over distance, very little exposure to RF energy is provided to those in the area of a wireless LAN system. Wireless LANs must meet stringent government and industry regulations for safety. No adverse health affects have ever been attributed to wireless LANs. 4.Applications of Wireless LAN?s Wireless LANs frequently augment rather than replace wired LAN networks-often providing the final few meters of connectivity between a wired network and the mobile user. The following list describes some of the many applications made possible through the power and flexibility of wireless LANs: ?Doctors and nurses in hospitals are more productive because hand-held or notebook computers with wireless LAN capability deliver patient information instantly. ?Consulting or accounting audit teams or

small workgroups increase productivity with quick network setup. ?Students holding class on a campus greensward access the Internet to consult the catalog of the Library of Congress. ?Network managers in dynamic environments minimize the overhead caused by moves, extensions to networks, and other changes with wireless LANs. ?Training sites at corporations and students at universities use wireless connectivity to ease access to information, information exchanges, and learning. ?Network managers installing networked computers in older buildings find that wireless LANs are a cost-effective network infrastructure solution. ?Trade show and branch office workers minimize setup requirements by installing pre-configured wireless LANs needing no local MIS support. ?Warehouse workers use

wireless LANs to exchange information with central databases, thereby increasing productivity. ?Network managers implement wireless LANs to provide backup for mission-critical applications running on wired networks. ?Senior executives in meetings make quicker decisions because they have real-time information at their finger-tips. 5.Customer Considerations Customers Consider the following qualities before a purchasing a Wireless LAN. ?Range Coverage ?Throughput ?Integrity and Reliability ?Compatibility with the Existing Network ?Interoperability of Wireless Device ?Licensing Issues ?Security ?Cost ?Battery Life for Mobile Platforms 6.Types of Wireless LAN?s There are two types of Wireless LANs: Ad-hoc Networks This network can be set up by a number mobile users meeting in a small

room. It does not need any support from a wired/wireless backbone. There are two ways to implement this network. Broadcasting/Flooding Suppose that a mobile user A wants to send data to another user B in the same area. When the packets containing the data are ready, user A broadcasts the packets. On receiving the packets, the receiver checks the identification on the packet. If that receiver was not the correct destination, then it rebroadcasts the packets. This process is repeated until user B gets the data. Temporary Infrastructure In this method, the mobile users set up a temporary infrastructure. But this method is complicated and it introduces overheads. It is useful only when there is a small number of mobile users. Infrastructure Networks This type of network allows users

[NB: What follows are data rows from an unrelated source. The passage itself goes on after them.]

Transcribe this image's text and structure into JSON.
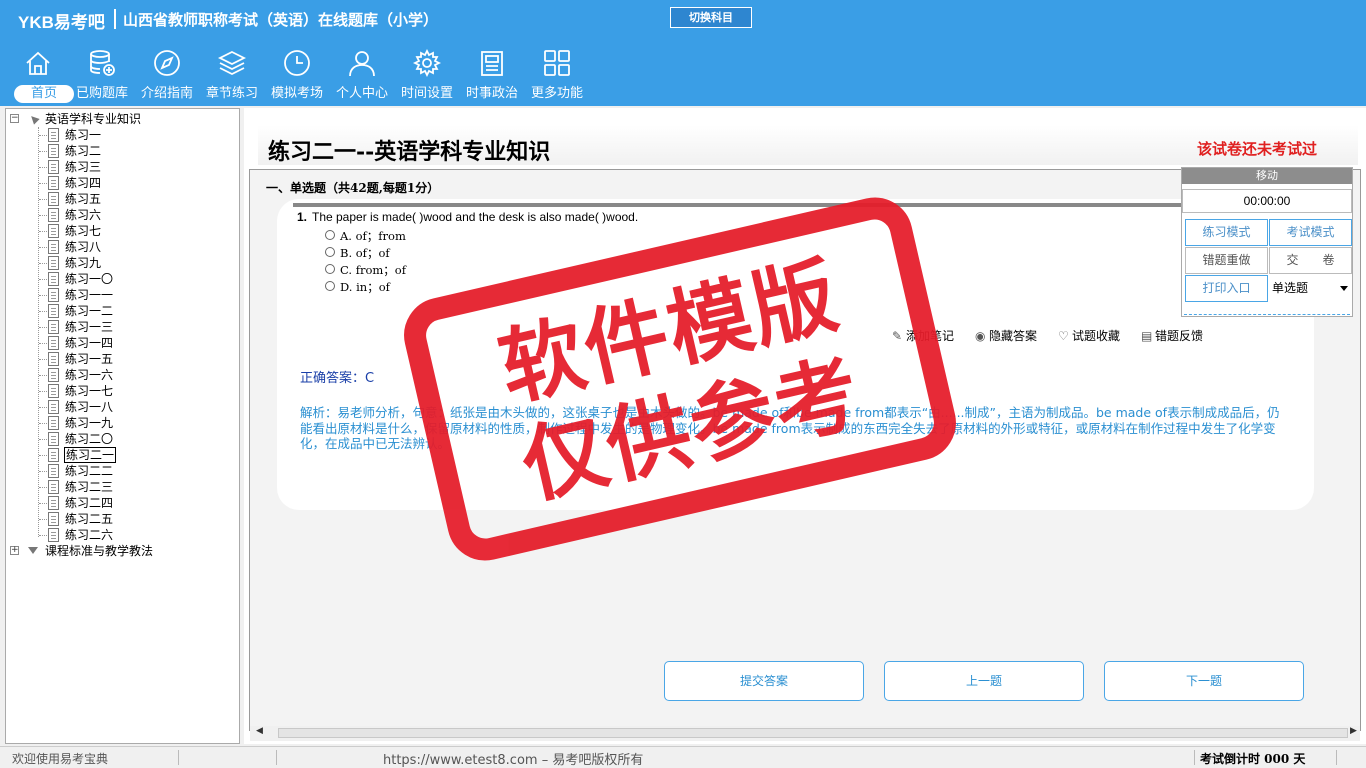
{
  "header": {
    "logo": "YKB易考吧",
    "app_title": "山西省教师职称考试（英语）在线题库（小学）",
    "switch_subject": "切换科目"
  },
  "nav": [
    {
      "label": "首页",
      "icon": "home-icon"
    },
    {
      "label": "已购题库",
      "icon": "database-icon"
    },
    {
      "label": "介绍指南",
      "icon": "compass-icon"
    },
    {
      "label": "章节练习",
      "icon": "layers-icon"
    },
    {
      "label": "模拟考场",
      "icon": "clock-icon"
    },
    {
      "label": "个人中心",
      "icon": "user-icon"
    },
    {
      "label": "时间设置",
      "icon": "gear-icon"
    },
    {
      "label": "时事政治",
      "icon": "news-icon"
    },
    {
      "label": "更多功能",
      "icon": "grid-icon"
    }
  ],
  "tree": {
    "root": "英语学科专业知识",
    "items": [
      "练习一",
      "练习二",
      "练习三",
      "练习四",
      "练习五",
      "练习六",
      "练习七",
      "练习八",
      "练习九",
      "练习一〇",
      "练习一一",
      "练习一二",
      "练习一三",
      "练习一四",
      "练习一五",
      "练习一六",
      "练习一七",
      "练习一八",
      "练习一九",
      "练习二〇",
      "练习二一",
      "练习二二",
      "练习二三",
      "练习二四",
      "练习二五",
      "练习二六"
    ],
    "selected": "练习二一",
    "collapsed": "课程标准与教学教法"
  },
  "paper": {
    "title": "练习二一--英语学科专业知识",
    "status": "该试卷还未考试过",
    "section": "一、单选题（共42题,每题1分）"
  },
  "question": {
    "number": "1.",
    "text": "The paper is made(  )wood and the desk is also made(  )wood.",
    "options": [
      "A. of；from",
      "B. of；of",
      "C. from；of",
      "D. in；of"
    ]
  },
  "tools": {
    "add_note": "添加笔记",
    "hide_answer": "隐藏答案",
    "favorite": "试题收藏",
    "report": "错题反馈"
  },
  "answer": "正确答案：C",
  "analysis": "解析：易老师分析，句意：纸张是由木头做的，这张桌子也是由木头做的。be made of和be made from都表示“由......制成”，主语为制成品。be made of表示制成成品后，仍能看出原材料是什么，保留原材料的性质，制作过程中发生的是物理变化。be made from表示制成的东西完全失去了原材料的外形或特征，或原材料在制作过程中发生了化学变化，在成品中已无法辨认。",
  "actions": {
    "submit": "提交答案",
    "prev": "上一题",
    "next": "下一题"
  },
  "panel": {
    "move": "移动",
    "timer": "00:00:00",
    "practice_mode": "练习模式",
    "exam_mode": "考试模式",
    "redo_wrong": "错题重做",
    "hand_in": "交　　卷",
    "print": "打印入口",
    "type_select": "单选题"
  },
  "watermark": {
    "line1": "软件模版",
    "line2": "仅供参考"
  },
  "status": {
    "welcome": "欢迎使用易考宝典",
    "copyright": "https://www.etest8.com – 易考吧版权所有",
    "countdown": "考试倒计时 000 天"
  },
  "colors": {
    "header_bg": "#3a9ee6",
    "stamp_red": "#e51d2a",
    "status_red": "#e02020",
    "answer_blue": "#1a3fa8",
    "analysis_blue": "#2a8fd1"
  }
}
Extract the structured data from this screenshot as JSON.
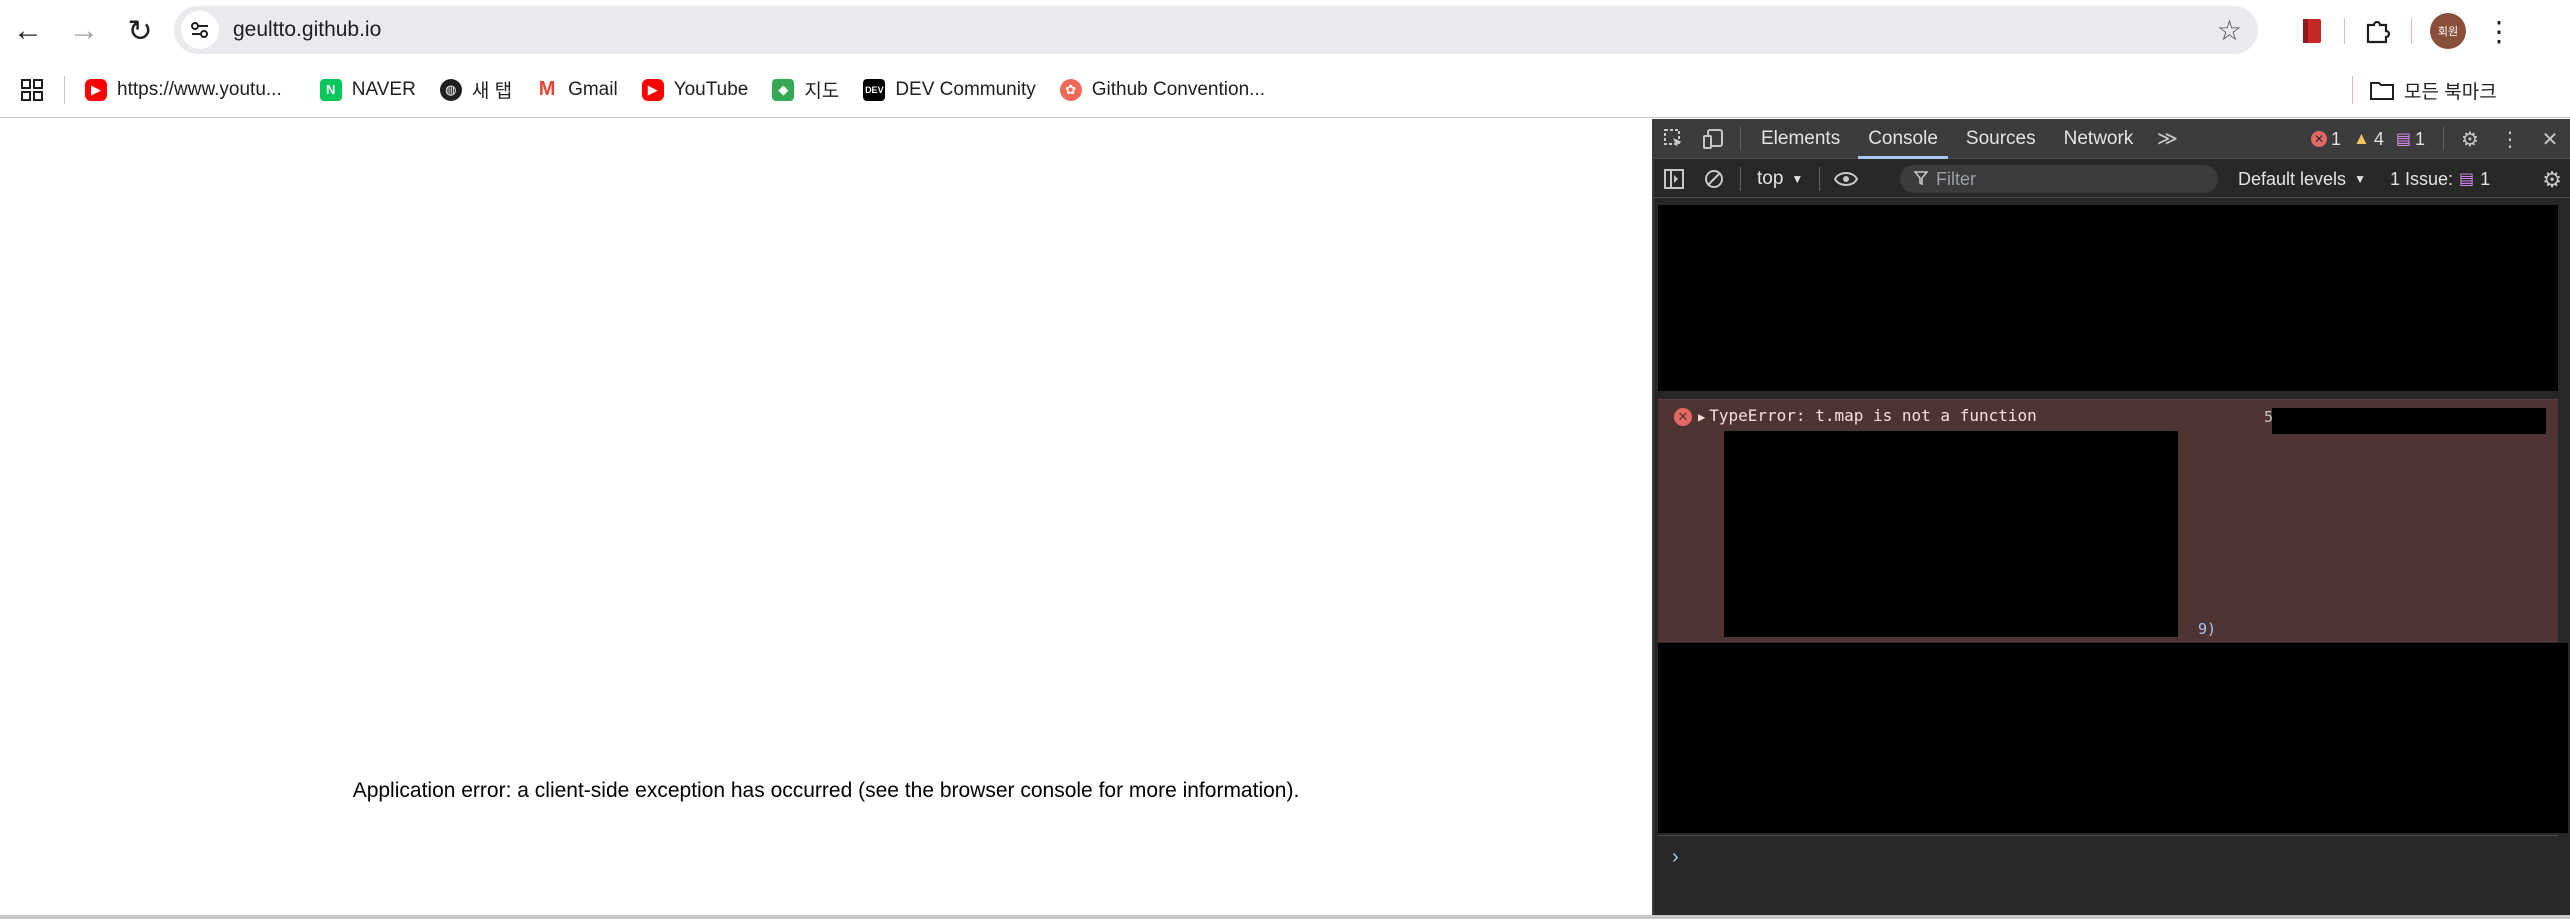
{
  "browser": {
    "url": "geultto.github.io",
    "back_icon": "←",
    "forward_icon": "→",
    "reload_icon": "↻",
    "star_icon": "☆",
    "menu_icon": "⋮",
    "profile_label": "회원"
  },
  "bookmarks": {
    "items": [
      {
        "label": "https://www.youtu...",
        "icon": "youtube-icon",
        "color": "#ff0000"
      },
      {
        "label": "NAVER",
        "icon": "naver-icon",
        "color": "#03c75a"
      },
      {
        "label": "새 탭",
        "icon": "globe-icon",
        "color": "#1f1f1f"
      },
      {
        "label": "Gmail",
        "icon": "gmail-icon",
        "color": "#ea4335"
      },
      {
        "label": "YouTube",
        "icon": "youtube-icon",
        "color": "#ff0000"
      },
      {
        "label": "지도",
        "icon": "maps-icon",
        "color": "#34a853"
      },
      {
        "label": "DEV Community",
        "icon": "dev-icon",
        "color": "#000000"
      },
      {
        "label": "Github Convention...",
        "icon": "github-convention-icon",
        "color": "#f06a5a"
      }
    ],
    "all_bookmarks_label": "모든 북마크"
  },
  "page": {
    "error_text": "Application error: a client-side exception has occurred (see the browser console for more information)."
  },
  "devtools": {
    "tabs": [
      "Elements",
      "Console",
      "Sources",
      "Network"
    ],
    "active_tab": "Console",
    "more_tabs": "≫",
    "error_count": "1",
    "warning_count": "4",
    "issue_count": "1",
    "context": "top",
    "filter_placeholder": "Filter",
    "levels": "Default levels",
    "issues_label": "1 Issue:",
    "issues_badge": "1",
    "error_message": "TypeError: t.map is not a function",
    "error_source_prefix": "5",
    "stack_tail": "9)"
  },
  "colors": {
    "devtools_bg": "#282828",
    "error_row_bg": "#4e3534",
    "error_red": "#e46962",
    "active_tab_underline": "#a8c7fa"
  }
}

to move in a building while they are connected to computer resources. In an infrastructure network, a cell is also known as a Basic Service Area (BSA). It contains a number of wireless stations. The size of a BSA depends on the power of the transmitter and receiver units, it also depends on the environment. A number of BSAs are connected to each other and to a distribution system by Access Points (APs). A group of stations belonging to an AP is called a Basic Service Set (BSS) 7.Wireless LAN Technology Manufacturers of wireless LANs have a range of technologies to choose from when designing a wireless LAN solution. Each technology comes with its own set of advantages and limitations. Spread Spectrum Most wireless LAN systems use spread-spectrum technology, a wideband radio